Exercise description
Show each line of the records in which the word "India" occurs.

□ □ □

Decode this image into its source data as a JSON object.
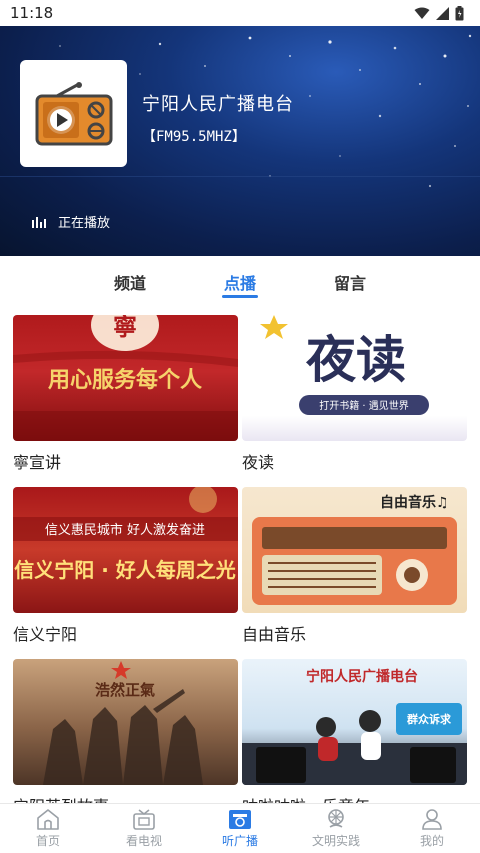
{
  "status_bar": {
    "time": "11:18"
  },
  "station": {
    "name": "宁阳人民广播电台",
    "frequency": "【FM95.5MHZ】",
    "playing_label": "正在播放"
  },
  "tabs": [
    {
      "label": "频道",
      "active": false
    },
    {
      "label": "点播",
      "active": true
    },
    {
      "label": "留言",
      "active": false
    }
  ],
  "programs": [
    {
      "title": "寧宣讲",
      "thumb_text": "用心服务每个人",
      "thumb_badge": "寧"
    },
    {
      "title": "夜读",
      "thumb_text": "夜读",
      "thumb_sub": "打开书籍 · 遇见世界"
    },
    {
      "title": "信义宁阳",
      "thumb_text": "信义宁阳 · 好人每周之光",
      "thumb_sub": "信义惠民城市  好人激发奋进"
    },
    {
      "title": "自由音乐",
      "thumb_text": "自由音乐♫"
    },
    {
      "title": "宁阳英烈故事",
      "thumb_text": "浩然正氣"
    },
    {
      "title": "咕啦咕啦，乐童年",
      "thumb_text": "宁阳人民广播电台",
      "thumb_sub": "群众诉求"
    }
  ],
  "bottom_nav": [
    {
      "label": "首页",
      "icon": "home-icon",
      "active": false
    },
    {
      "label": "看电视",
      "icon": "tv-icon",
      "active": false
    },
    {
      "label": "听广播",
      "icon": "radio-icon",
      "active": true
    },
    {
      "label": "文明实践",
      "icon": "civilization-icon",
      "active": false
    },
    {
      "label": "我的",
      "icon": "user-icon",
      "active": false
    }
  ],
  "colors": {
    "accent": "#2b7be4",
    "hero_dark": "#0c1f4d",
    "nav_inactive": "#9aa0a6"
  }
}
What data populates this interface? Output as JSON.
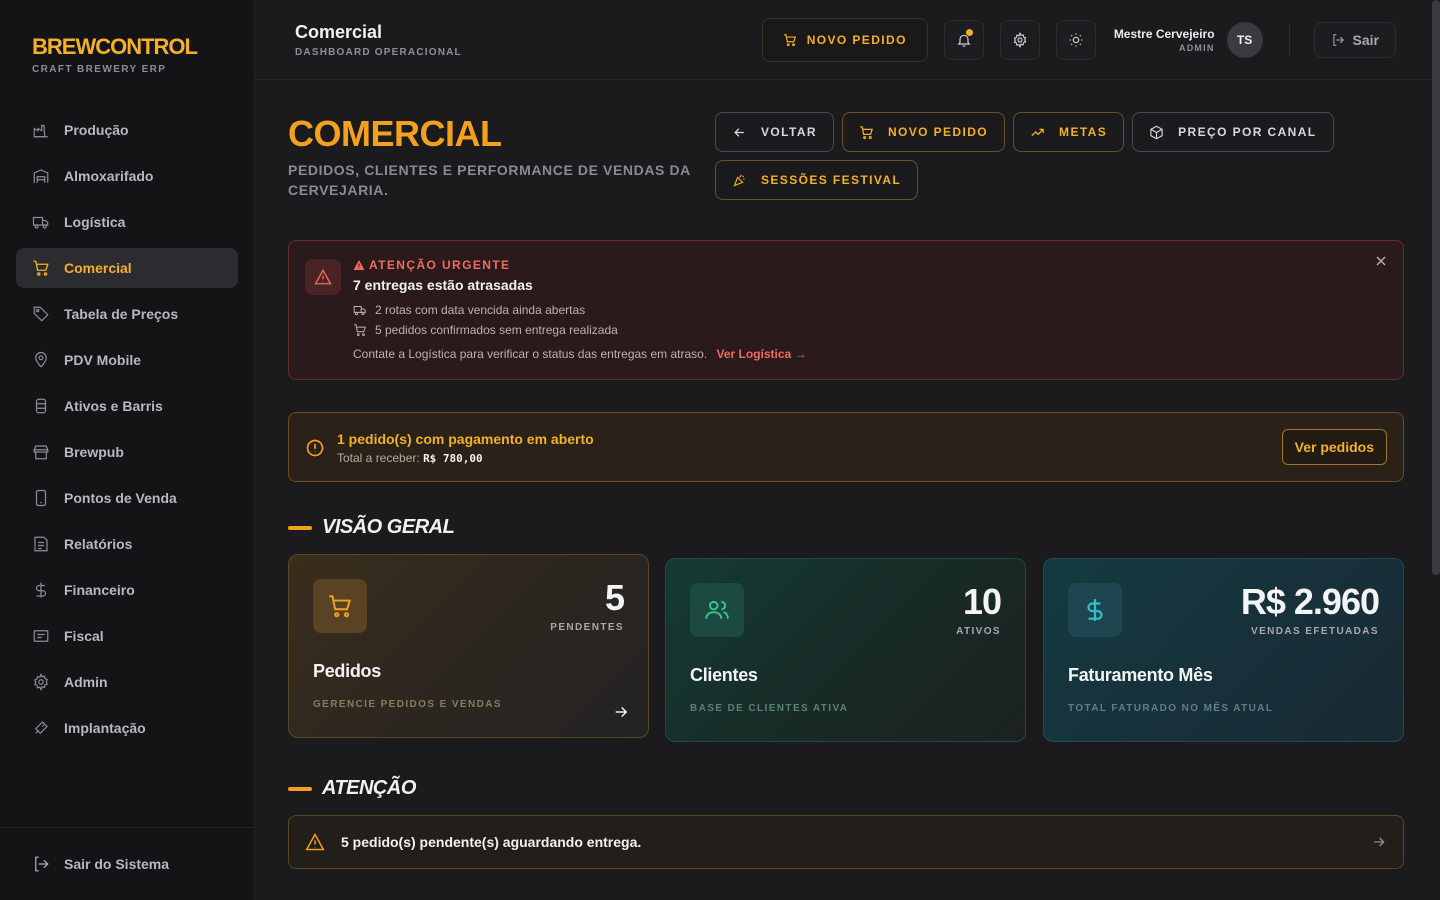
{
  "brand": {
    "name": "BREWCONTROL",
    "sub": "CRAFT BREWERY ERP"
  },
  "sidebar": {
    "items": [
      {
        "label": "Produção",
        "icon": "factory-icon"
      },
      {
        "label": "Almoxarifado",
        "icon": "warehouse-icon"
      },
      {
        "label": "Logística",
        "icon": "truck-icon"
      },
      {
        "label": "Comercial",
        "icon": "cart-icon",
        "active": true
      },
      {
        "label": "Tabela de Preços",
        "icon": "tag-icon"
      },
      {
        "label": "PDV Mobile",
        "icon": "map-pin-icon"
      },
      {
        "label": "Ativos e Barris",
        "icon": "barrel-icon"
      },
      {
        "label": "Brewpub",
        "icon": "store-icon"
      },
      {
        "label": "Pontos de Venda",
        "icon": "phone-icon"
      },
      {
        "label": "Relatórios",
        "icon": "report-icon"
      },
      {
        "label": "Financeiro",
        "icon": "dollar-icon"
      },
      {
        "label": "Fiscal",
        "icon": "receipt-icon"
      },
      {
        "label": "Admin",
        "icon": "gear-icon"
      },
      {
        "label": "Implantação",
        "icon": "rocket-icon"
      }
    ],
    "footer_label": "Sair do Sistema"
  },
  "topbar": {
    "title": "Comercial",
    "subtitle": "DASHBOARD OPERACIONAL",
    "new_order_label": "NOVO PEDIDO",
    "user_name": "Mestre Cervejeiro",
    "user_role": "ADMIN",
    "avatar_initials": "TS",
    "logout_label": "Sair"
  },
  "page": {
    "title": "COMERCIAL",
    "description": "PEDIDOS, CLIENTES E PERFORMANCE DE VENDAS DA CERVEJARIA.",
    "actions": {
      "back": "VOLTAR",
      "new_order": "NOVO PEDIDO",
      "goals": "METAS",
      "price_by_channel": "PREÇO POR CANAL",
      "festival_sessions": "SESSÕES FESTIVAL"
    }
  },
  "urgent_alert": {
    "label": "ATENÇÃO URGENTE",
    "title": "7 entregas estão atrasadas",
    "line1": "2 rotas com data vencida ainda abertas",
    "line2": "5 pedidos confirmados sem entrega realizada",
    "footer": "Contate a Logística para verificar o status das entregas em atraso.",
    "link": "Ver Logística →"
  },
  "payment_alert": {
    "title": "1 pedido(s) com pagamento em aberto",
    "sub_label": "Total a receber:",
    "amount": "R$ 780,00",
    "button": "Ver pedidos"
  },
  "overview": {
    "title": "VISÃO GERAL",
    "cards": {
      "orders": {
        "value": "5",
        "sub": "PENDENTES",
        "name": "Pedidos",
        "desc": "GERENCIE PEDIDOS E VENDAS"
      },
      "clients": {
        "value": "10",
        "sub": "ATIVOS",
        "name": "Clientes",
        "desc": "BASE DE CLIENTES ATIVA"
      },
      "revenue": {
        "value": "R$ 2.960",
        "sub": "VENDAS EFETUADAS",
        "name": "Faturamento Mês",
        "desc": "TOTAL FATURADO NO MÊS ATUAL"
      }
    }
  },
  "attention": {
    "title": "ATENÇÃO",
    "item": "5 pedido(s) pendente(s) aguardando entrega."
  },
  "colors": {
    "accent": "#f3b02b",
    "danger": "#f26a5e",
    "teal": "#2fc2c9",
    "green": "#3bc48a"
  }
}
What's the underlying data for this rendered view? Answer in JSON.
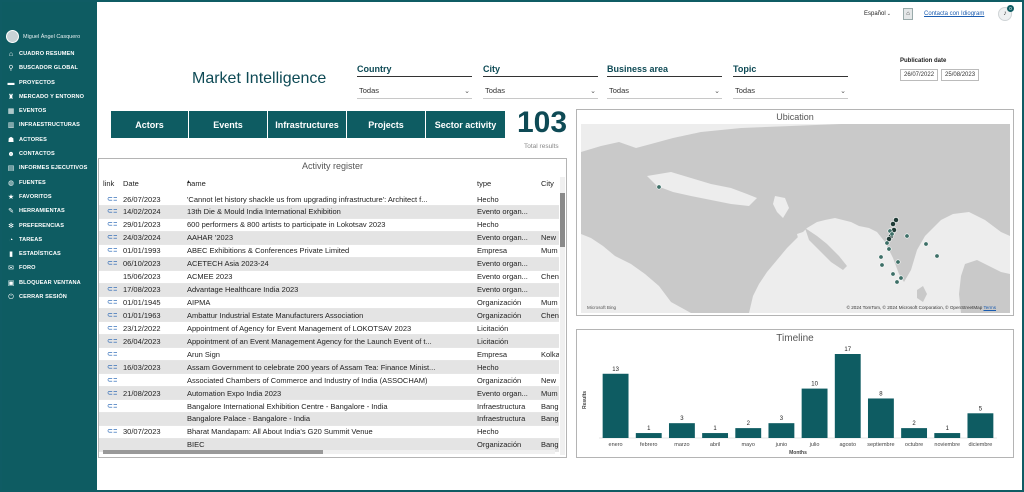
{
  "user": {
    "name": "Miguel Ángel Casquero"
  },
  "sidebar": {
    "items": [
      {
        "label": "CUADRO RESUMEN",
        "icon": "hierarchy-icon",
        "glyph": "⌂"
      },
      {
        "label": "BUSCADOR GLOBAL",
        "icon": "search-icon",
        "glyph": "⚲"
      },
      {
        "label": "PROYECTOS",
        "icon": "folder-icon",
        "glyph": "▬"
      },
      {
        "label": "MERCADO Y ENTORNO",
        "icon": "market-icon",
        "glyph": "♜"
      },
      {
        "label": "EVENTOS",
        "icon": "calendar-icon",
        "glyph": "▦"
      },
      {
        "label": "INFRAESTRUCTURAS",
        "icon": "building-icon",
        "glyph": "▥"
      },
      {
        "label": "ACTORES",
        "icon": "users-icon",
        "glyph": "☗"
      },
      {
        "label": "CONTACTOS",
        "icon": "contact-icon",
        "glyph": "☻"
      },
      {
        "label": "INFORMES EJECUTIVOS",
        "icon": "report-icon",
        "glyph": "▤"
      },
      {
        "label": "FUENTES",
        "icon": "globe-icon",
        "glyph": "◍"
      },
      {
        "label": "FAVORITOS",
        "icon": "star-icon",
        "glyph": "★"
      },
      {
        "label": "HERRAMIENTAS",
        "icon": "tools-icon",
        "glyph": "✎"
      },
      {
        "label": "PREFERENCIAS",
        "icon": "gear-icon",
        "glyph": "✻"
      },
      {
        "label": "TAREAS",
        "icon": "clock-icon",
        "glyph": "◔"
      },
      {
        "label": "ESTADÍSTICAS",
        "icon": "stats-icon",
        "glyph": "▮"
      },
      {
        "label": "FORO",
        "icon": "chat-icon",
        "glyph": "✉"
      },
      {
        "label": "BLOQUEAR VENTANA",
        "icon": "lock-icon",
        "glyph": "▣"
      },
      {
        "label": "CERRAR SESIÓN",
        "icon": "logout-icon",
        "glyph": "⏻"
      }
    ]
  },
  "topbar": {
    "language": "Español",
    "contact_link": "Contacta con Idiogram",
    "notifications_count": "0"
  },
  "main": {
    "title": "Market Intelligence",
    "filters": [
      {
        "label": "Country",
        "value": "Todas"
      },
      {
        "label": "City",
        "value": "Todas"
      },
      {
        "label": "Business area",
        "value": "Todas"
      },
      {
        "label": "Topic",
        "value": "Todas"
      }
    ],
    "publication_date": {
      "label": "Publication date",
      "from": "26/07/2022",
      "to": "25/08/2023"
    },
    "tabs": [
      "Actors",
      "Events",
      "Infrastructures",
      "Projects",
      "Sector activity"
    ],
    "kpi": {
      "value": "103",
      "label": "Total results"
    }
  },
  "activity": {
    "title": "Activity register",
    "columns": {
      "link": "link",
      "date": "Date",
      "name": "name",
      "type": "type",
      "city": "City"
    },
    "rows": [
      {
        "link": true,
        "date": "26/07/2023",
        "name": "'Cannot let history shackle us from upgrading infrastructure': Architect f...",
        "type": "Hecho",
        "city": ""
      },
      {
        "link": true,
        "date": "14/02/2024",
        "name": "13th Die & Mould India International Exhibition",
        "type": "Evento organ...",
        "city": ""
      },
      {
        "link": true,
        "date": "29/01/2023",
        "name": "600 performers & 800 artists to participate in Lokotsav 2023",
        "type": "Hecho",
        "city": ""
      },
      {
        "link": true,
        "date": "24/03/2024",
        "name": "AAHAR '2023",
        "type": "Evento organ...",
        "city": "New"
      },
      {
        "link": true,
        "date": "01/01/1993",
        "name": "ABEC Exhibitions & Conferences Private Limited",
        "type": "Empresa",
        "city": "Mum"
      },
      {
        "link": true,
        "date": "06/10/2023",
        "name": "ACETECH Asia 2023-24",
        "type": "Evento organ...",
        "city": ""
      },
      {
        "link": false,
        "date": "15/06/2023",
        "name": "ACMEE 2023",
        "type": "Evento organ...",
        "city": "Chen"
      },
      {
        "link": true,
        "date": "17/08/2023",
        "name": "Advantage Healthcare India 2023",
        "type": "Evento organ...",
        "city": ""
      },
      {
        "link": true,
        "date": "01/01/1945",
        "name": "AIPMA",
        "type": "Organización",
        "city": "Mum"
      },
      {
        "link": true,
        "date": "01/01/1963",
        "name": "Ambattur Industrial Estate Manufacturers Association",
        "type": "Organización",
        "city": "Chen"
      },
      {
        "link": true,
        "date": "23/12/2022",
        "name": "Appointment of Agency for Event Management of LOKOTSAV 2023",
        "type": "Licitación",
        "city": ""
      },
      {
        "link": true,
        "date": "26/04/2023",
        "name": "Appointment of an Event Management Agency for the Launch Event of t...",
        "type": "Licitación",
        "city": ""
      },
      {
        "link": true,
        "date": "",
        "name": "Arun Sign",
        "type": "Empresa",
        "city": "Kolka"
      },
      {
        "link": true,
        "date": "16/03/2023",
        "name": "Assam Government to celebrate 200 years of Assam Tea: Finance Minist...",
        "type": "Hecho",
        "city": ""
      },
      {
        "link": true,
        "date": "",
        "name": "Associated Chambers of Commerce and Industry of India (ASSOCHAM)",
        "type": "Organización",
        "city": "New"
      },
      {
        "link": true,
        "date": "21/08/2023",
        "name": "Automation Expo India 2023",
        "type": "Evento organ...",
        "city": "Mum"
      },
      {
        "link": true,
        "date": "",
        "name": "Bangalore International Exhibition Centre - Bangalore - India",
        "type": "Infraestructura",
        "city": "Bang"
      },
      {
        "link": false,
        "date": "",
        "name": "Bangalore Palace - Bangalore - India",
        "type": "Infraestructura",
        "city": "Bang"
      },
      {
        "link": true,
        "date": "30/07/2023",
        "name": "Bharat Mandapam: All About India's G20 Summit Venue",
        "type": "Hecho",
        "city": ""
      },
      {
        "link": false,
        "date": "",
        "name": "BIEC",
        "type": "Organización",
        "city": "Bang"
      }
    ]
  },
  "map": {
    "title": "Ubication",
    "attribution": "© 2024 TomTom, © 2024 Microsoft Corporation, © OpenStreetMap",
    "terms": "Terms",
    "brand": "Microsoft Bing",
    "land_color": "#c9c9c9",
    "water_color": "#ededed",
    "marker_color": "#3d6f67"
  },
  "timeline": {
    "title": "Timeline",
    "xlabel": "Months",
    "ylabel": "Results"
  },
  "chart_data": {
    "type": "bar",
    "title": "Timeline",
    "xlabel": "Months",
    "ylabel": "Results",
    "categories": [
      "enero",
      "febrero",
      "marzo",
      "abril",
      "mayo",
      "junio",
      "julio",
      "agosto",
      "septiembre",
      "octubre",
      "noviembre",
      "diciembre"
    ],
    "values": [
      13,
      1,
      3,
      1,
      2,
      3,
      10,
      17,
      8,
      2,
      1,
      5
    ],
    "bar_color": "#0e5c62",
    "data_labels": true,
    "grid": false
  }
}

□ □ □

Response to this exercise
        "name": "13th Die & Mould India International Exhibition",
        "name": "Advantage Healthcare India 2023",
        "name": "Associated Chambers of Commerce and Industry of India (ASSOCHAM)",
        "name": "Automation Expo India 2023",
        "name": "Bangalore International Exhibition Centre - Bangalore - India",
        "name": "Bangalore Palace - Bangalore - India",
        "name": "Bharat Mandapam: All About India's G20 Summit Venue",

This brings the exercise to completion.